Two terms that are frequently confused are moderation and mediation:
Definitions of moderating and mediating:
A mediating variable is one that accounts for or alters another relationship. A strict definition is that the mediating variable has to greatly reduce or even eliminate the relationship. A more lenient definition is that it affects the relationship. I favor that more lenient definition. A moderating variable is one that interacts with a variable. An interaction means that the relationship between one independent variable (IV) and the dependent variable (DV) is different at different levels of the other IV.
Examples of mediation:
Mediation example 1: There is a strong positive relationship between the amount of firemen sent to a fire and the amount of damage done by the fire. Does this mean we should not send firemen to a fire? No. The relationship is mediated by the size of the fire! Bigger fires get more firemen and also do more damage. If you add the size of the fire to the model, the relationship between firemen and damage reverses.
Here’s a slightly trickier one:
Mediation example 2: Among children in the early elementary grades, there is relationship between astrological sign and vocabulary.
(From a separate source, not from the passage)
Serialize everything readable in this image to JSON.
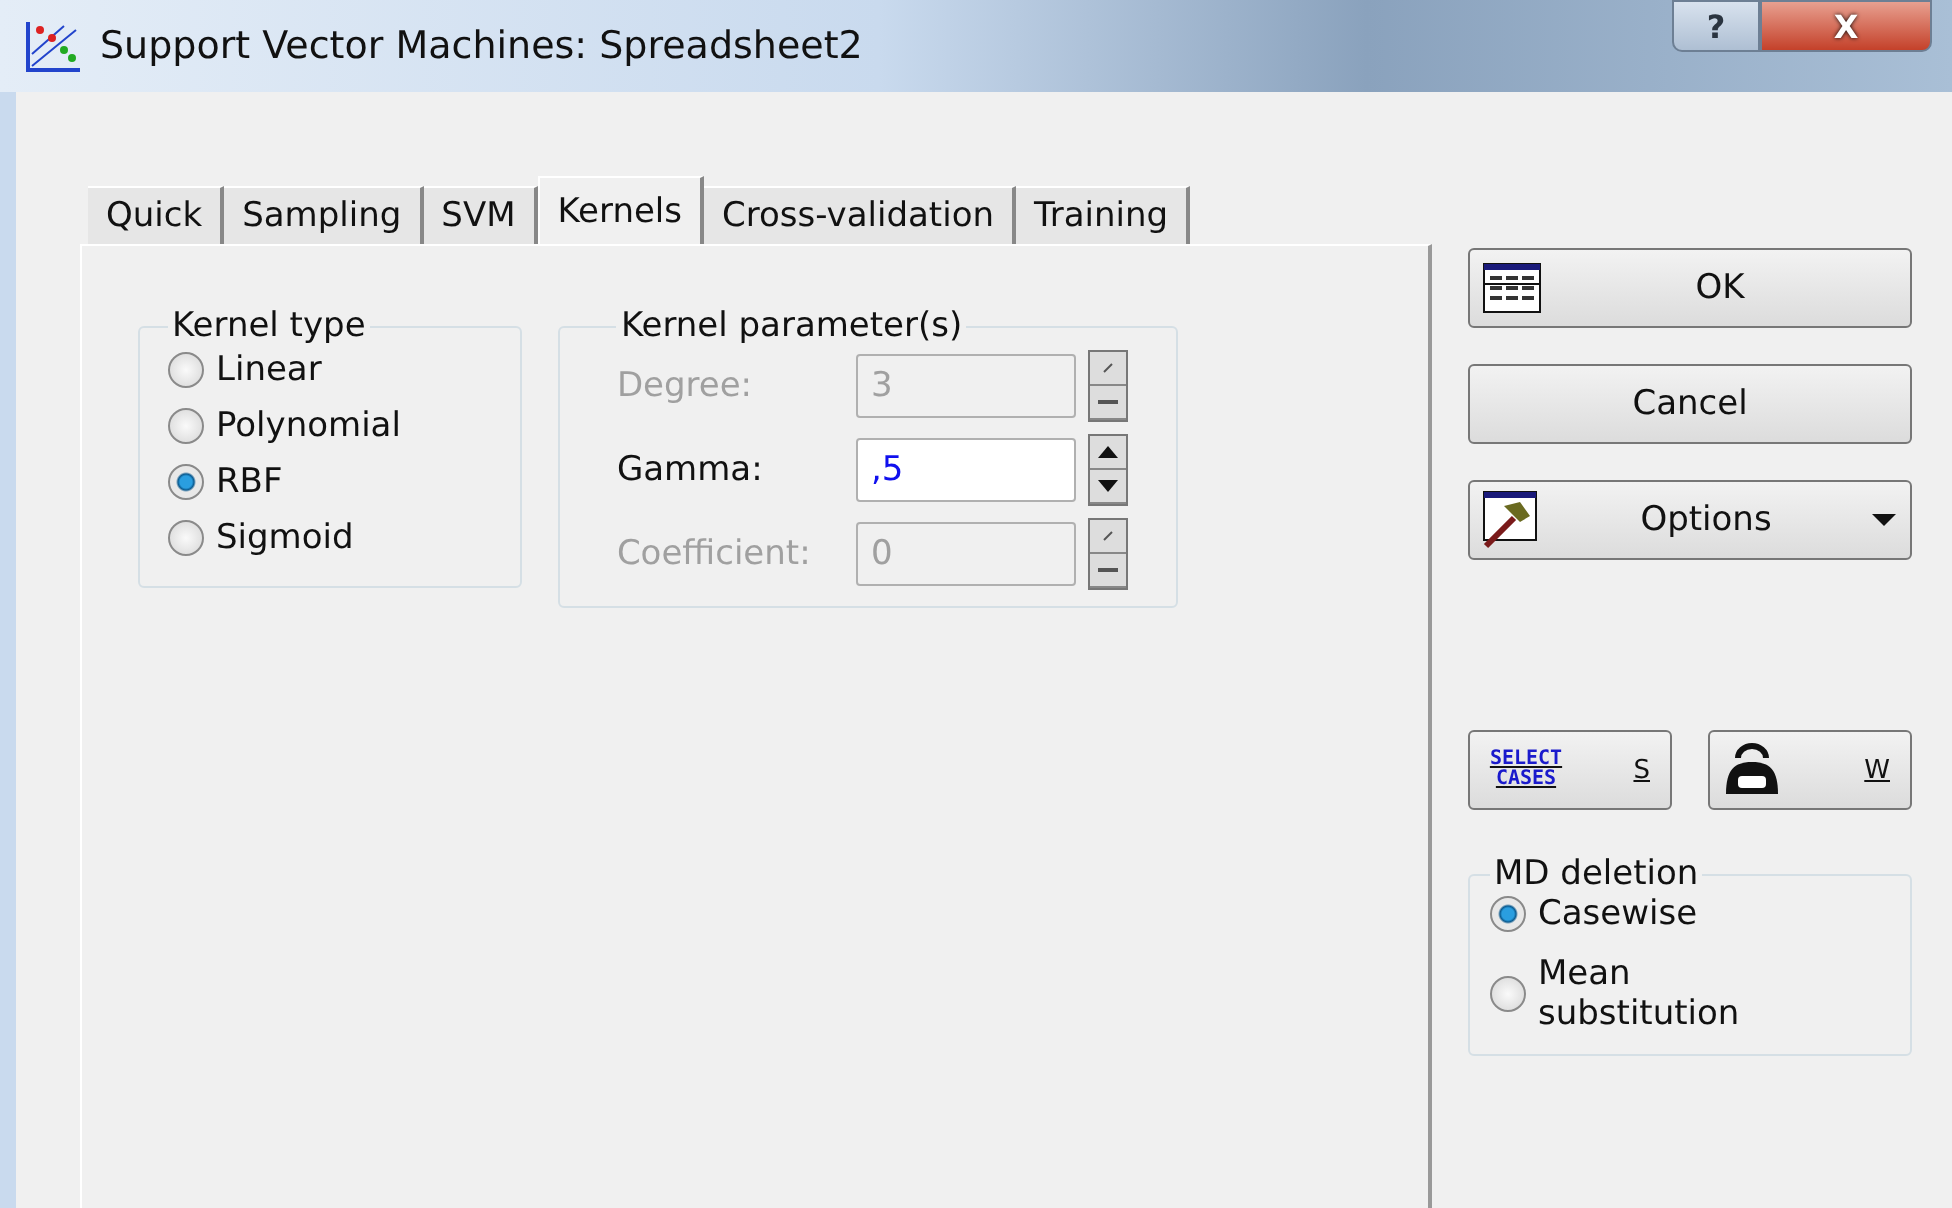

Are children born in different months different in IQ? No. Schools (at least in the USA, I don’t know the situation in other places) have birthdate cutoffs, so children born in different months (and hence, different signs) will have been in school for different lengths of time, and, in the early years, that matters. 11 months of school vs. 1 month of school.
Example of moderation:
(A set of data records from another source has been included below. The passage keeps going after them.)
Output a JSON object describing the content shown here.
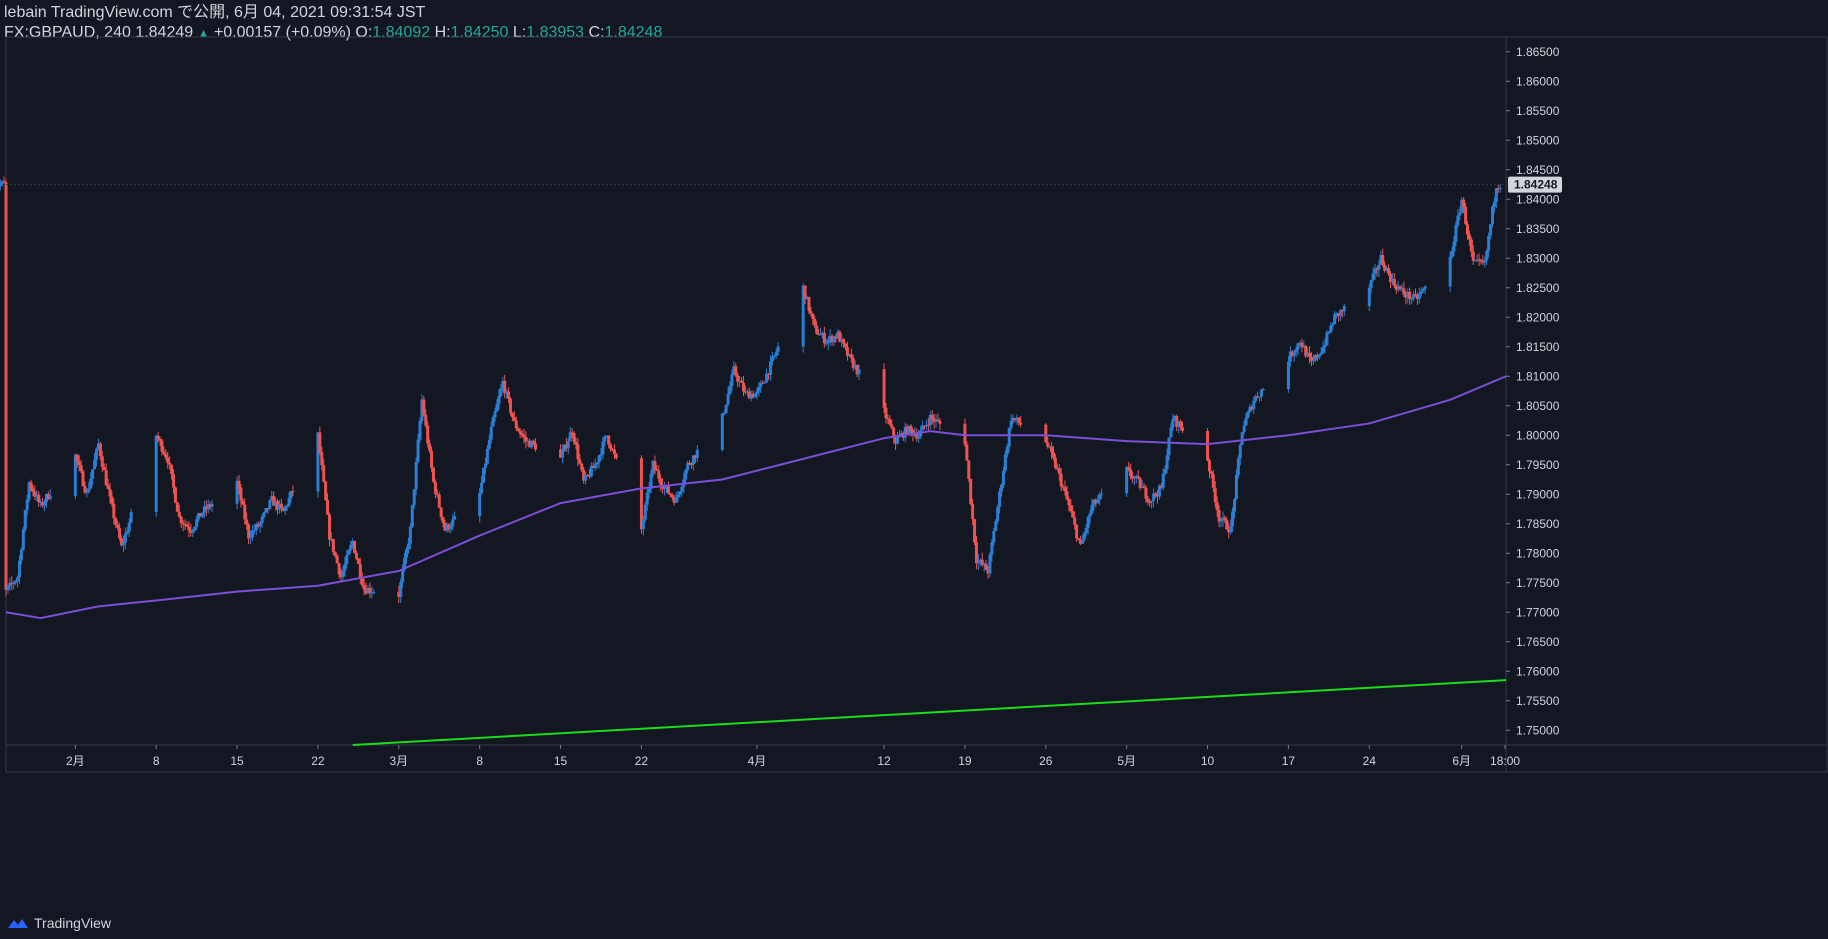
{
  "header": {
    "line1": "lebain TradingView.com で公開, 6月 04, 2021 09:31:54 JST",
    "symbol_info": "FX:GBPAUD, 240 1.84249",
    "arrow": "▲",
    "change": "+0.00157 (+0.09%)",
    "o_label": "O:",
    "o_value": "1.84092",
    "h_label": "H:",
    "h_value": "1.84250",
    "l_label": "L:",
    "l_value": "1.83953",
    "c_label": "C:",
    "c_value": "1.84248"
  },
  "footer": {
    "brand": "TradingView",
    "logo_icon": "tradingview-logo-icon"
  },
  "colors": {
    "background": "#131722",
    "bull": "#2a7fd4",
    "bear": "#ef5350",
    "ma": "#7b4fd6",
    "trendline": "#1ddc1d",
    "axis_text": "#d1d4dc",
    "price_label_bg": "#d1d4dc"
  },
  "chart_data": {
    "type": "candlestick",
    "symbol": "FX:GBPAUD",
    "interval": "240",
    "y_axis": {
      "ticks": [
        "1.86500",
        "1.86000",
        "1.85500",
        "1.85000",
        "1.84500",
        "1.84000",
        "1.83500",
        "1.83000",
        "1.82500",
        "1.82000",
        "1.81500",
        "1.81000",
        "1.80500",
        "1.80000",
        "1.79500",
        "1.79000",
        "1.78500",
        "1.78000",
        "1.77500",
        "1.77000",
        "1.76500",
        "1.76000",
        "1.75500",
        "1.75000"
      ],
      "range": [
        1.7475,
        1.8675
      ],
      "last_price_label": "1.84248"
    },
    "x_axis": {
      "ticks": [
        "2月",
        "8",
        "15",
        "22",
        "3月",
        "8",
        "15",
        "22",
        "4月",
        "12",
        "19",
        "26",
        "5月",
        "10",
        "17",
        "24",
        "6月",
        "18:00"
      ],
      "range": [
        "2021-01-26",
        "2021-06-04T20:00"
      ]
    },
    "close_path": [
      [
        "2021-01-26",
        1.7735
      ],
      [
        "2021-01-27",
        1.776
      ],
      [
        "2021-01-28",
        1.792
      ],
      [
        "2021-01-29",
        1.788
      ],
      [
        "2021-02-01",
        1.7965
      ],
      [
        "2021-02-02",
        1.79
      ],
      [
        "2021-02-03",
        1.7985
      ],
      [
        "2021-02-04",
        1.789
      ],
      [
        "2021-02-05",
        1.781
      ],
      [
        "2021-02-08",
        1.8
      ],
      [
        "2021-02-09",
        1.796
      ],
      [
        "2021-02-10",
        1.786
      ],
      [
        "2021-02-11",
        1.784
      ],
      [
        "2021-02-12",
        1.787
      ],
      [
        "2021-02-15",
        1.792
      ],
      [
        "2021-02-16",
        1.783
      ],
      [
        "2021-02-17",
        1.785
      ],
      [
        "2021-02-18",
        1.789
      ],
      [
        "2021-02-19",
        1.787
      ],
      [
        "2021-02-22",
        1.8
      ],
      [
        "2021-02-23",
        1.783
      ],
      [
        "2021-02-24",
        1.776
      ],
      [
        "2021-02-25",
        1.782
      ],
      [
        "2021-02-26",
        1.774
      ],
      [
        "2021-03-01",
        1.773
      ],
      [
        "2021-03-02",
        1.784
      ],
      [
        "2021-03-03",
        1.806
      ],
      [
        "2021-03-04",
        1.792
      ],
      [
        "2021-03-05",
        1.784
      ],
      [
        "2021-03-08",
        1.79
      ],
      [
        "2021-03-09",
        1.801
      ],
      [
        "2021-03-10",
        1.809
      ],
      [
        "2021-03-11",
        1.802
      ],
      [
        "2021-03-12",
        1.799
      ],
      [
        "2021-03-15",
        1.796
      ],
      [
        "2021-03-16",
        1.801
      ],
      [
        "2021-03-17",
        1.792
      ],
      [
        "2021-03-18",
        1.795
      ],
      [
        "2021-03-19",
        1.8
      ],
      [
        "2021-03-22",
        1.784
      ],
      [
        "2021-03-23",
        1.795
      ],
      [
        "2021-03-24",
        1.791
      ],
      [
        "2021-03-25",
        1.789
      ],
      [
        "2021-03-26",
        1.795
      ],
      [
        "2021-03-29",
        1.803
      ],
      [
        "2021-03-30",
        1.811
      ],
      [
        "2021-03-31",
        1.807
      ],
      [
        "2021-04-01",
        1.807
      ],
      [
        "2021-04-02",
        1.811
      ],
      [
        "2021-04-05",
        1.825
      ],
      [
        "2021-04-06",
        1.818
      ],
      [
        "2021-04-07",
        1.816
      ],
      [
        "2021-04-08",
        1.817
      ],
      [
        "2021-04-09",
        1.813
      ],
      [
        "2021-04-12",
        1.804
      ],
      [
        "2021-04-13",
        1.799
      ],
      [
        "2021-04-14",
        1.801
      ],
      [
        "2021-04-15",
        1.8
      ],
      [
        "2021-04-16",
        1.803
      ],
      [
        "2021-04-19",
        1.799
      ],
      [
        "2021-04-20",
        1.779
      ],
      [
        "2021-04-21",
        1.777
      ],
      [
        "2021-04-22",
        1.79
      ],
      [
        "2021-04-23",
        1.803
      ],
      [
        "2021-04-26",
        1.799
      ],
      [
        "2021-04-27",
        1.794
      ],
      [
        "2021-04-28",
        1.788
      ],
      [
        "2021-04-29",
        1.781
      ],
      [
        "2021-04-30",
        1.788
      ],
      [
        "2021-05-03",
        1.794
      ],
      [
        "2021-05-04",
        1.792
      ],
      [
        "2021-05-05",
        1.789
      ],
      [
        "2021-05-06",
        1.791
      ],
      [
        "2021-05-07",
        1.803
      ],
      [
        "2021-05-10",
        1.796
      ],
      [
        "2021-05-11",
        1.786
      ],
      [
        "2021-05-12",
        1.784
      ],
      [
        "2021-05-13",
        1.801
      ],
      [
        "2021-05-14",
        1.806
      ],
      [
        "2021-05-17",
        1.813
      ],
      [
        "2021-05-18",
        1.816
      ],
      [
        "2021-05-19",
        1.812
      ],
      [
        "2021-05-20",
        1.815
      ],
      [
        "2021-05-21",
        1.82
      ],
      [
        "2021-05-24",
        1.825
      ],
      [
        "2021-05-25",
        1.83
      ],
      [
        "2021-05-26",
        1.826
      ],
      [
        "2021-05-27",
        1.824
      ],
      [
        "2021-05-28",
        1.823
      ],
      [
        "2021-05-31",
        1.83
      ],
      [
        "2021-06-01",
        1.84
      ],
      [
        "2021-06-02",
        1.829
      ],
      [
        "2021-06-03",
        1.829
      ],
      [
        "2021-06-04",
        1.8425
      ]
    ],
    "moving_average": [
      [
        "2021-01-26",
        1.77
      ],
      [
        "2021-01-29",
        1.769
      ],
      [
        "2021-02-03",
        1.771
      ],
      [
        "2021-02-08",
        1.772
      ],
      [
        "2021-02-15",
        1.7735
      ],
      [
        "2021-02-22",
        1.7745
      ],
      [
        "2021-03-01",
        1.777
      ],
      [
        "2021-03-08",
        1.783
      ],
      [
        "2021-03-15",
        1.7885
      ],
      [
        "2021-03-22",
        1.791
      ],
      [
        "2021-03-29",
        1.7925
      ],
      [
        "2021-04-05",
        1.796
      ],
      [
        "2021-04-12",
        1.7995
      ],
      [
        "2021-04-16",
        1.8007
      ],
      [
        "2021-04-19",
        1.8
      ],
      [
        "2021-04-26",
        1.8
      ],
      [
        "2021-05-03",
        1.799
      ],
      [
        "2021-05-10",
        1.7985
      ],
      [
        "2021-05-17",
        1.8
      ],
      [
        "2021-05-24",
        1.802
      ],
      [
        "2021-05-31",
        1.806
      ],
      [
        "2021-06-04T20:00",
        1.81
      ]
    ],
    "trendline": [
      [
        "2021-02-25",
        1.7475
      ],
      [
        "2021-06-04T20:00",
        1.7585
      ]
    ],
    "last_price_line": 1.84248,
    "grid": false
  }
}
If you are trying to predict the risk that a person has HIV, then two important variables are the person’s sex (Male, female, other) and sexual orientation (hetero-, homo-, bi-, other) but these interact. The effect of being homosexual is much greater for males than for females.
Further notes and information:
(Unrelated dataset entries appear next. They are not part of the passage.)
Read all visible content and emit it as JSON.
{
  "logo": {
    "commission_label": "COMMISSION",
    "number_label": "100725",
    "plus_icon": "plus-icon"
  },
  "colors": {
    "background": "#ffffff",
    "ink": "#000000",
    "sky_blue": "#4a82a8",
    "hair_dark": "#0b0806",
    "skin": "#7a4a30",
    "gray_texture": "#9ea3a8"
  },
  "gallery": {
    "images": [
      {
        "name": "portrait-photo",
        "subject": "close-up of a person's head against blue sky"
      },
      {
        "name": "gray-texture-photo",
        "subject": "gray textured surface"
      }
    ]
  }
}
More complex relationships are possible; there can be three way (or higher) moderation and mediation and moderation can co-exist.
There are two broad approaches to testing moderation and mediation. The older method is put forth in the seminal article by Baron and Kenny and treats moderation and mediation as either existing or not. A newer approach (especially to mediation) is that of MacKinnon.